Zooming into Microplastics 

Immersing visitors in the world of microplastics

An immersive exhibit experience proposal about environmental changes and inspiring visitors to make a change

4 weeks, solo project, 2021



Create a temporary exhibition featuring an issue. Consider how technology can augment content, increase learning and/or make the museum experience more interactive.

Hover your mouse over this to see how the floor moves around you. This may not properly scale on mobile devices. 

Walkthrough video

The visitor journey

As a visitor enters the exhibit, the lighting changes drastically as they enter this immersive and isolated space, priming them to inquire and to observe. Visitors also notice that ground has a moving river that guides them to see the source of microplastics in the ocean. Although not pictured here, the river flows around visitors and obstacles touching the ground.

As visitors walk further, they’ll see a brief introduction that contextualizes the exhibit for them. It is slightly lifted off the ground to create a more open area.

Interactive Floor
The ground moves around the footprint of the microscope, further indicating to visitors that the microscope can be moved. The area around the microscope provides a preview of how a microscope moves around– it builds a spatial relationship between the water around it and the hidden microplastics inside.

Feel free to play with the interactive floor simulation here.
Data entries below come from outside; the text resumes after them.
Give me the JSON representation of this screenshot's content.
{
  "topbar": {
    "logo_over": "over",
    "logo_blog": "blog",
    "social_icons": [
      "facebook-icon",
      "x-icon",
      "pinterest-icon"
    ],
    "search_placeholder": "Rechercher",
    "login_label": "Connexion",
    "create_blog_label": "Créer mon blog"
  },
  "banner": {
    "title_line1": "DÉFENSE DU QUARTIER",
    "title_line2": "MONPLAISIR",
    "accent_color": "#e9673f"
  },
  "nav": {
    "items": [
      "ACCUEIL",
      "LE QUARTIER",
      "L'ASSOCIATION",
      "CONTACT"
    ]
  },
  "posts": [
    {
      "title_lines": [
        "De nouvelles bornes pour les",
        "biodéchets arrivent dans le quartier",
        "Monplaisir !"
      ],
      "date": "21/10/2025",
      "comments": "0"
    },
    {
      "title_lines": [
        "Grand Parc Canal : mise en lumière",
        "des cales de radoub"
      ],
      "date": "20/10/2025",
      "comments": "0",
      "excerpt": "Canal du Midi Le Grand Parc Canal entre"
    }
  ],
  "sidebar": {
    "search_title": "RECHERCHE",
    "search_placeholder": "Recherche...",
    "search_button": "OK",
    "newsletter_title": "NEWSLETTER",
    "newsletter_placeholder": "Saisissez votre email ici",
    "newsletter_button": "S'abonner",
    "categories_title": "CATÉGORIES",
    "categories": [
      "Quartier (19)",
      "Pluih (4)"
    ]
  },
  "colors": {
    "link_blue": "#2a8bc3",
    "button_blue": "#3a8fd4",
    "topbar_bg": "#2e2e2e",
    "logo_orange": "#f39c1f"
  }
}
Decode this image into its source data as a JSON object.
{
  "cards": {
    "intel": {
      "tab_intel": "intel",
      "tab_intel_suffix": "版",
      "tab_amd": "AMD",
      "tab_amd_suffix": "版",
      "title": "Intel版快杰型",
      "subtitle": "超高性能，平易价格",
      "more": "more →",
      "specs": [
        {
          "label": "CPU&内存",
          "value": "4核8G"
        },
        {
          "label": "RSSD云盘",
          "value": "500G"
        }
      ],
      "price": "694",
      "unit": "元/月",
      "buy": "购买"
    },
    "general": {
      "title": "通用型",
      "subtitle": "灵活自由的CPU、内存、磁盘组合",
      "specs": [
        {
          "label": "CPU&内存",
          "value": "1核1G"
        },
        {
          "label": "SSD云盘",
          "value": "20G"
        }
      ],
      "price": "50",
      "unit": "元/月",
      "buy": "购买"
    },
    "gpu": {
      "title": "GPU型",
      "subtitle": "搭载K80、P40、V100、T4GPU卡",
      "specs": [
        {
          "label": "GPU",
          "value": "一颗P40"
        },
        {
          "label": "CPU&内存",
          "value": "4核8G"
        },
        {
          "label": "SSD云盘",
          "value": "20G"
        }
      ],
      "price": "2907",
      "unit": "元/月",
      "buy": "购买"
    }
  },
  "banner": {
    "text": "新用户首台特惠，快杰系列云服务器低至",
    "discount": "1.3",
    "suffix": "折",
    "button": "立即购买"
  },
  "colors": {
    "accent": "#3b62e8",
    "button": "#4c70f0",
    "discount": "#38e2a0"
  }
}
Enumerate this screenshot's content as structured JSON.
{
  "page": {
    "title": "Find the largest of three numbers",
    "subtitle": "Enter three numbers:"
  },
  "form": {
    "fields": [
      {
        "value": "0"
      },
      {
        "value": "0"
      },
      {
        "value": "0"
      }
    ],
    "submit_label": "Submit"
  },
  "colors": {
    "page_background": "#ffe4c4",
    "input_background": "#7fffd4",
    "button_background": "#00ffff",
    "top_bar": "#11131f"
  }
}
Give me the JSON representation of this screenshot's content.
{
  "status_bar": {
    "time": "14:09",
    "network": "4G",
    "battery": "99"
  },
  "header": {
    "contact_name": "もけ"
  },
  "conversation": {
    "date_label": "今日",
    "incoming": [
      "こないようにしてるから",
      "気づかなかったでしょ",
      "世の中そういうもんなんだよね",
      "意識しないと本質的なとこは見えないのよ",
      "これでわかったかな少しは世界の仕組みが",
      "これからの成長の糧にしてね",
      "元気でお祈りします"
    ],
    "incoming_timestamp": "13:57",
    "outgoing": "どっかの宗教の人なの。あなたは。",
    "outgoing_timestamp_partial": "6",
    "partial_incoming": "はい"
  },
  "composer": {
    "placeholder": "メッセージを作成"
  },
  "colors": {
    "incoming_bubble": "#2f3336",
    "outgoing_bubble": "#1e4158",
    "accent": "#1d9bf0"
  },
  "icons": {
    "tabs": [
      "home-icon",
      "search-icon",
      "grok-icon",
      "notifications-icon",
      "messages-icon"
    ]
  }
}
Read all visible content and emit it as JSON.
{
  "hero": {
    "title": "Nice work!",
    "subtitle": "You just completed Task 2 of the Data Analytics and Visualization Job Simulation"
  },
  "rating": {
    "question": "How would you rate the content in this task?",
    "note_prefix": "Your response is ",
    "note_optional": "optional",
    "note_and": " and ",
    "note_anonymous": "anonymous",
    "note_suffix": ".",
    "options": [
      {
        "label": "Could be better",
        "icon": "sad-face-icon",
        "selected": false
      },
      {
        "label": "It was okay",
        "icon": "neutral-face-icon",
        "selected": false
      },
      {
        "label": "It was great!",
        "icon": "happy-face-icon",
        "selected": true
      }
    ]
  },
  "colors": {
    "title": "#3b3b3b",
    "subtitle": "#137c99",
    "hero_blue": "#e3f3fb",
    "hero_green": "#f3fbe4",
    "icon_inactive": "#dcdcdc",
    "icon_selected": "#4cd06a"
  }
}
Observing Effects
As viewers move around large coasting microscopes, they see reveal different scales in magnitude of microplastics as they move upstream. At one place, a viewer would see the smallest microplastics using Raman Spectroscopy. Moving forward, they would see plastics smaller than the width of a human hair under a high-powered microscope. At the the very top, they can see lower-powered magnifications of larger plastics.

Tangible Objects
At the back of the exhibit, visitors see the firsthand products that cause microplastic pollution. Text that is in front of the tangible projects explain individual mechanisms of plastic breakdown and discuss major corporate and political entities that are responsible for these products.  

Commiting to Change
Finally, viewers at this point likely want to know how to make a meaningful impact. However, I wanted to disregard common practices of offsetting blame on companies producing waste to an individual.

With knowledge of the companies, practices, and objects that cause microplastic pollution, visitors can commit to change by writing on a wall with a post-it note. By seeing the collective actions of other visitors, the existing paradigm of individual blame for pollution changes in context.